Embargo: 11.30 am (Canberra time)

Population growth surges in the outer suburbs

Strong growth in the outer suburbs of Australia's capital cities continued in 2010-11, according to estimates released today by the Australian Bureau of Statistics (ABS). Of the ten fastest-growing Local Government Areas (LGAs) in the country, six were in the outer suburban fringes of Melbourne and Perth.

This strong growth in the outer suburbs contributed to a population increase in Australia's capital cities of 224,400 people in 2010-11. This accounted for more than two-thirds of the growth in the Australian population. Melbourne had the largest increase, up by 66,900 people, followed by Sydney (59,800) and Perth (42,800).

Overall though, population growth in Australian capital cities slowed. Growth in all capital cities was down from last year, apart from Perth which increased slightly from 2.3% to 2.5%, and Canberra which remained stable at 1.9%. Darwin slowed the most, down from 2.0% growth in 2009-10 to just 0.5% in 2010-11.

In the Australian Capital Territory, population growth was largest in northern Canberra, especially in Franklin (1,200 people), Forde (1,000), Bonner (920) and Casey (870).

For the fourth year in a row, the combined population of the north (191,700 people) was greater than the population of the south (173,900).

The preliminary 30 June 2011 Estimated Resident Population (ERP) contained in this release of Regional Population Growth will be the last regional estimates to be based on the 2006 Census of Population and Housing.

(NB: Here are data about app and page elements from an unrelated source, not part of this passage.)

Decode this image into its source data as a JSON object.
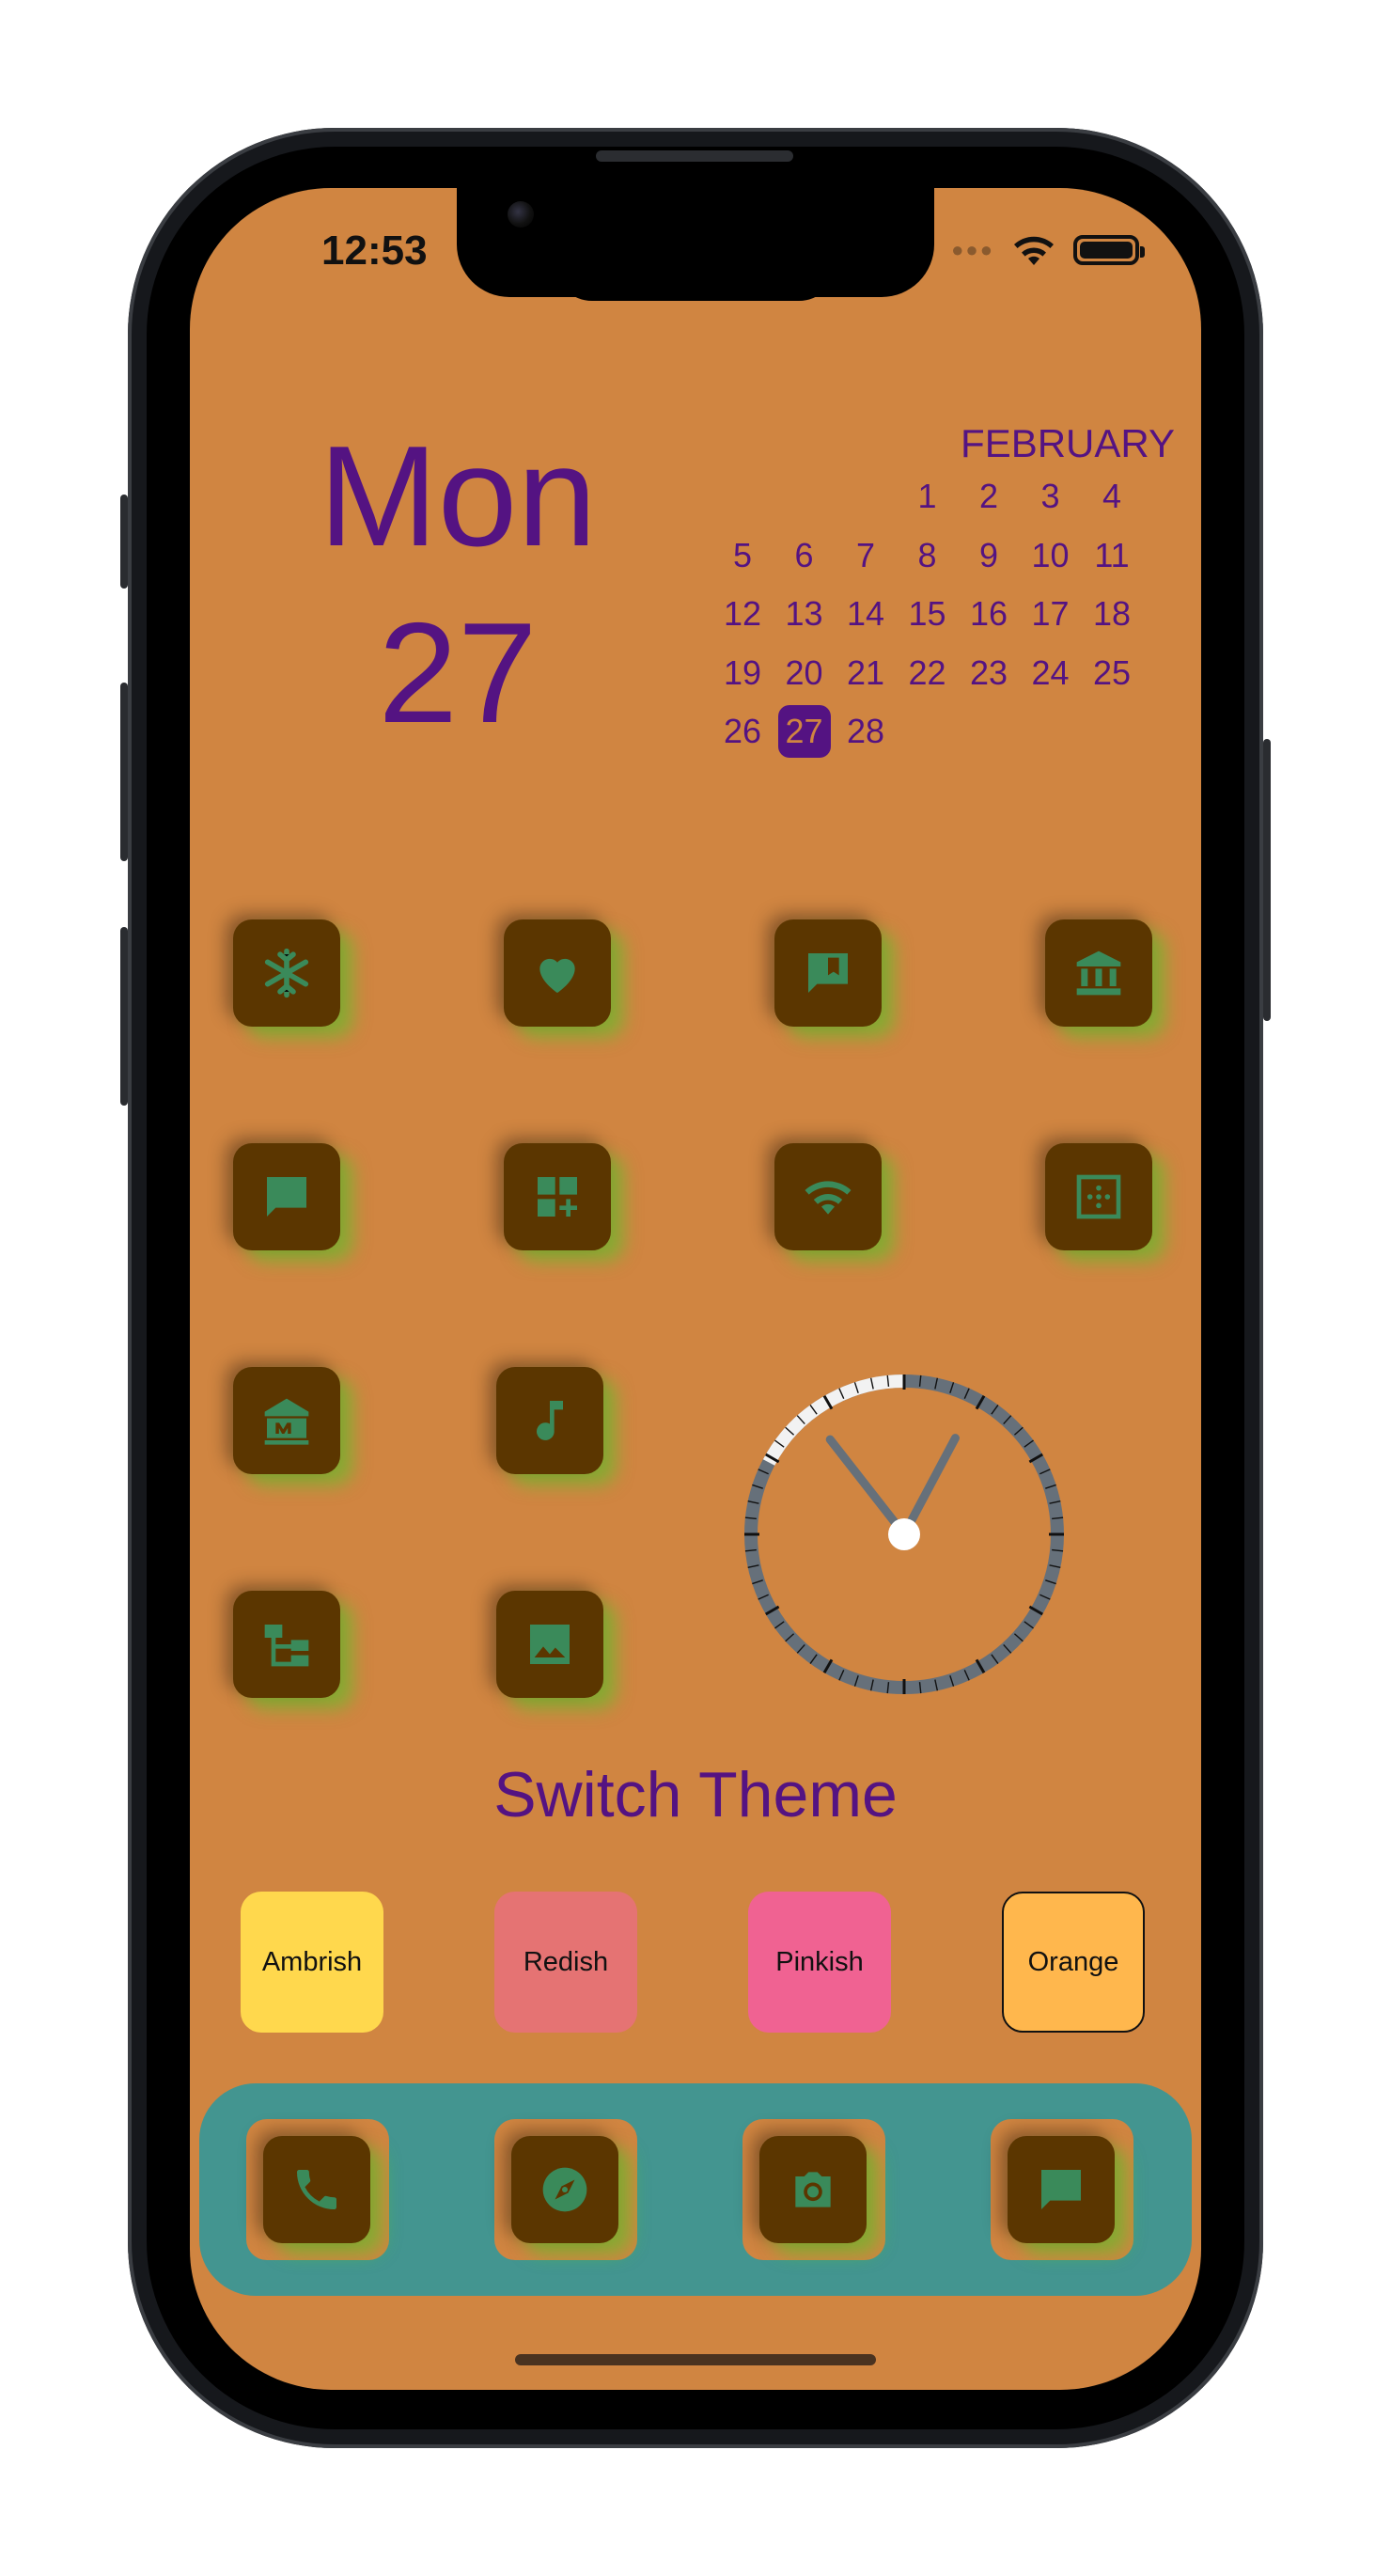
{
  "status_bar": {
    "time": "12:53"
  },
  "widget": {
    "day_name": "Mon",
    "day_number": "27",
    "calendar": {
      "month": "FEBRUARY",
      "weeks": [
        [
          "",
          "",
          "",
          "1",
          "2",
          "3",
          "4"
        ],
        [
          "5",
          "6",
          "7",
          "8",
          "9",
          "10",
          "11"
        ],
        [
          "12",
          "13",
          "14",
          "15",
          "16",
          "17",
          "18"
        ],
        [
          "19",
          "20",
          "21",
          "22",
          "23",
          "24",
          "25"
        ],
        [
          "26",
          "27",
          "28",
          "",
          "",
          "",
          ""
        ]
      ],
      "selected": "27"
    }
  },
  "apps": [
    {
      "icon": "snowflake-icon"
    },
    {
      "icon": "heart-icon"
    },
    {
      "icon": "bookmark-chat-icon"
    },
    {
      "icon": "bank-icon"
    },
    {
      "icon": "chat-icon"
    },
    {
      "icon": "add-widget-icon"
    },
    {
      "icon": "wifi-icon"
    },
    {
      "icon": "crop-dotted-icon"
    },
    {
      "icon": "museum-icon"
    },
    {
      "icon": "music-note-icon"
    },
    {
      "icon": "account-tree-icon"
    },
    {
      "icon": "image-icon"
    }
  ],
  "clock": {
    "hour_hand_deg": -38,
    "minute_hand_deg": 28
  },
  "switch_theme": {
    "title": "Switch Theme",
    "options": [
      {
        "label": "Ambrish",
        "color": "#ffd84d"
      },
      {
        "label": "Redish",
        "color": "#e57373"
      },
      {
        "label": "Pinkish",
        "color": "#f06292"
      },
      {
        "label": "Orange",
        "color": "#ffb74d"
      }
    ],
    "selected": "Orange"
  },
  "dock": [
    {
      "icon": "phone-icon"
    },
    {
      "icon": "compass-icon"
    },
    {
      "icon": "camera-icon"
    },
    {
      "icon": "chat-icon"
    }
  ],
  "colors": {
    "background": "#d08541",
    "accent_text": "#541382",
    "app_tile": "#5b3600",
    "icon_green": "#3a8a5a",
    "dock": "#439590"
  }
}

Estimates for 30 June 2011, based on the 2011 Census, are due to be released on 31 July 2012.

For further information see Regional Population Growth, Australia, 2010-11 (cat. no. 3218.0).

Media notes:
1) Unless otherwise stated, capital cities mentioned in this release are defined as Statistical Divisions.

2) When reporting ABS data you must attribute the Australian Bureau of Statistics (or the ABS) as the source